It’s almost unheard of in Hollywood to tell an actress to stop working out, much less go for seconds at the catering truck. Yet that’s exactly what Matt Weiner, creator of the hit AMC show Mad Men—which is set in the 1960s advertising world—did before filming began. “I did not want them to have sinewy, Spider-Man arms,” Weiner explains. “I wanted to see their stomachs, their thighs, their hips. I was interested in presenting women with bodies that fit reality.” That came as a welcome change for his actresses, each of whom resorted to different approaches when it came to toning down their figures (see below). And for extra help creating their curves, credit the period costumes, including bullet bras and girdles. “I went from an A-cup to a D,” says Anne Dudek, who plays a suburban housewife. “You look at them and you’re like, ‘Wow! This is a chest!'”

HER NATURAL CURVES

When she was a model, CHRISTINA HENDRICKS says, “I was 20 lbs. lighter, and they were still telling me to lose weight, because I’m just curvy.” Now, “it’s nice to wear clothes that accentuate [my body]—and honor it!”

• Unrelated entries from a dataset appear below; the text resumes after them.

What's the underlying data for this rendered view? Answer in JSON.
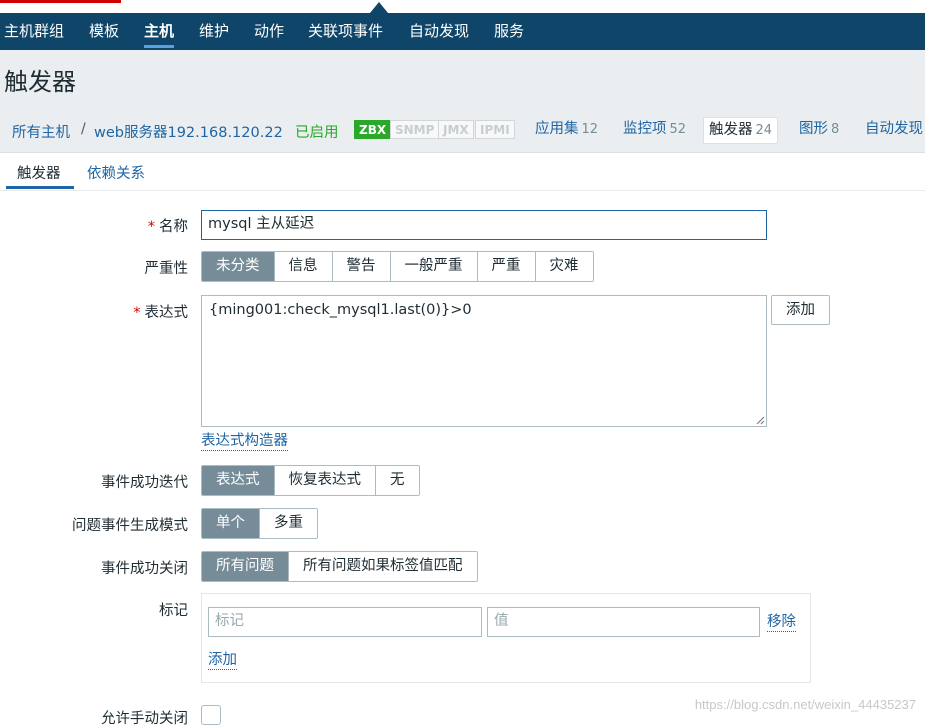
{
  "main_nav": {
    "items": [
      {
        "label": "主机群组",
        "active": false
      },
      {
        "label": "模板",
        "active": false
      },
      {
        "label": "主机",
        "active": true
      },
      {
        "label": "维护",
        "active": false
      },
      {
        "label": "动作",
        "active": false
      },
      {
        "label": "关联项事件",
        "active": false
      },
      {
        "label": "自动发现",
        "active": false
      },
      {
        "label": "服务",
        "active": false
      }
    ]
  },
  "page": {
    "title": "触发器"
  },
  "host_nav": {
    "all_hosts": "所有主机",
    "separator": "/",
    "host_name": "web服务器192.168.120.22",
    "status": "已启用",
    "availability": [
      "ZBX",
      "SNMP",
      "JMX",
      "IPMI"
    ],
    "tabs": [
      {
        "label": "应用集",
        "count": "12"
      },
      {
        "label": "监控项",
        "count": "52"
      },
      {
        "label": "触发器",
        "count": "24"
      },
      {
        "label": "图形",
        "count": "8"
      },
      {
        "label": "自动发现",
        "count": ""
      }
    ]
  },
  "form_tabs": {
    "trigger": "触发器",
    "dependencies": "依赖关系"
  },
  "form": {
    "name": {
      "label": "名称",
      "value": "mysql 主从延迟"
    },
    "severity": {
      "label": "严重性",
      "options": [
        "未分类",
        "信息",
        "警告",
        "一般严重",
        "严重",
        "灾难"
      ],
      "selected": "未分类"
    },
    "expression": {
      "label": "表达式",
      "value": "{ming001:check_mysql1.last(0)}>0",
      "add_button": "添加",
      "constructor_link": "表达式构造器"
    },
    "ok_event_generation": {
      "label": "事件成功迭代",
      "options": [
        "表达式",
        "恢复表达式",
        "无"
      ],
      "selected": "表达式"
    },
    "problem_event_mode": {
      "label": "问题事件生成模式",
      "options": [
        "单个",
        "多重"
      ],
      "selected": "单个"
    },
    "ok_event_closes": {
      "label": "事件成功关闭",
      "options": [
        "所有问题",
        "所有问题如果标签值匹配"
      ],
      "selected": "所有问题"
    },
    "tags": {
      "label": "标记",
      "tag_placeholder": "标记",
      "value_placeholder": "值",
      "remove_link": "移除",
      "add_link": "添加"
    },
    "manual_close": {
      "label": "允许手动关闭",
      "checked": false
    }
  },
  "watermark": "https://blog.csdn.net/weixin_44435237",
  "colors": {
    "nav_bg": "#0e4568",
    "link": "#1f65a3",
    "selected_segment": "#768d99",
    "enabled_green": "#2aa82a",
    "required_red": "#d40000"
  }
}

WEARS PADDING

Normally a size 4, ELISABETH MOSS dons butt padding to take her to a shapelier size 6. “I’m glad I didn’t have to actually gain the weight—’cause it’s always hard to lose it,” she says.

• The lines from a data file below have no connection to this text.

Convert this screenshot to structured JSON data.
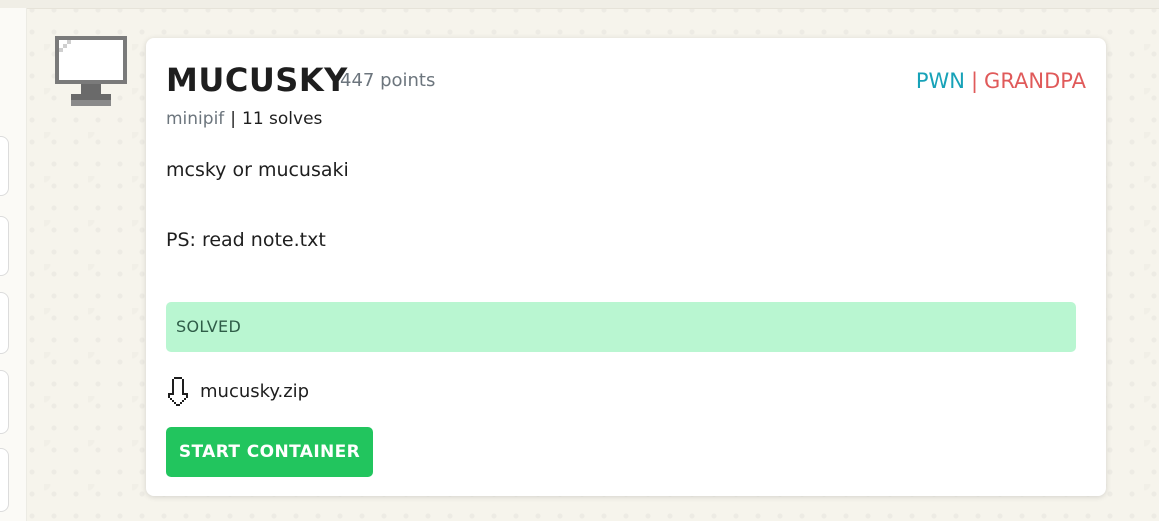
{
  "challenge": {
    "title": "MUCUSKY",
    "points": "447 points",
    "category": "PWN",
    "tag_separator": "|",
    "difficulty": "GRANDPA",
    "author": "minipif",
    "meta_separator": "|",
    "solves": "11 solves",
    "description": [
      "mcsky or mucusaki",
      "PS: read note.txt"
    ],
    "status": "SOLVED",
    "attachment": "mucusky.zip",
    "start_button_label": "START CONTAINER"
  },
  "icons": {
    "category_icon": "monitor-icon",
    "attachment_icon": "download-icon"
  },
  "colors": {
    "category": "#17a2b8",
    "difficulty": "#e05a5a",
    "status_background": "#b9f6d1",
    "button": "#22c55e",
    "muted": "#6c757d"
  }
}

EATS WHAT SHE WANTS

“I felt I could eat as many M&Ms as I wanted,” says ROSEMARIE DEWITT, who also stopped doing yoga. “My character [a beatnik artist] doesn’t seem very concerned about sucking it in!”

STOPPED EXERCISING

For most jobs “I’ll try to exercise more,” says JANUARY JONES, by hiking, playing tennis and doing yoga. “But for this role, I didn’t do any physical activity—I didn’t have to!”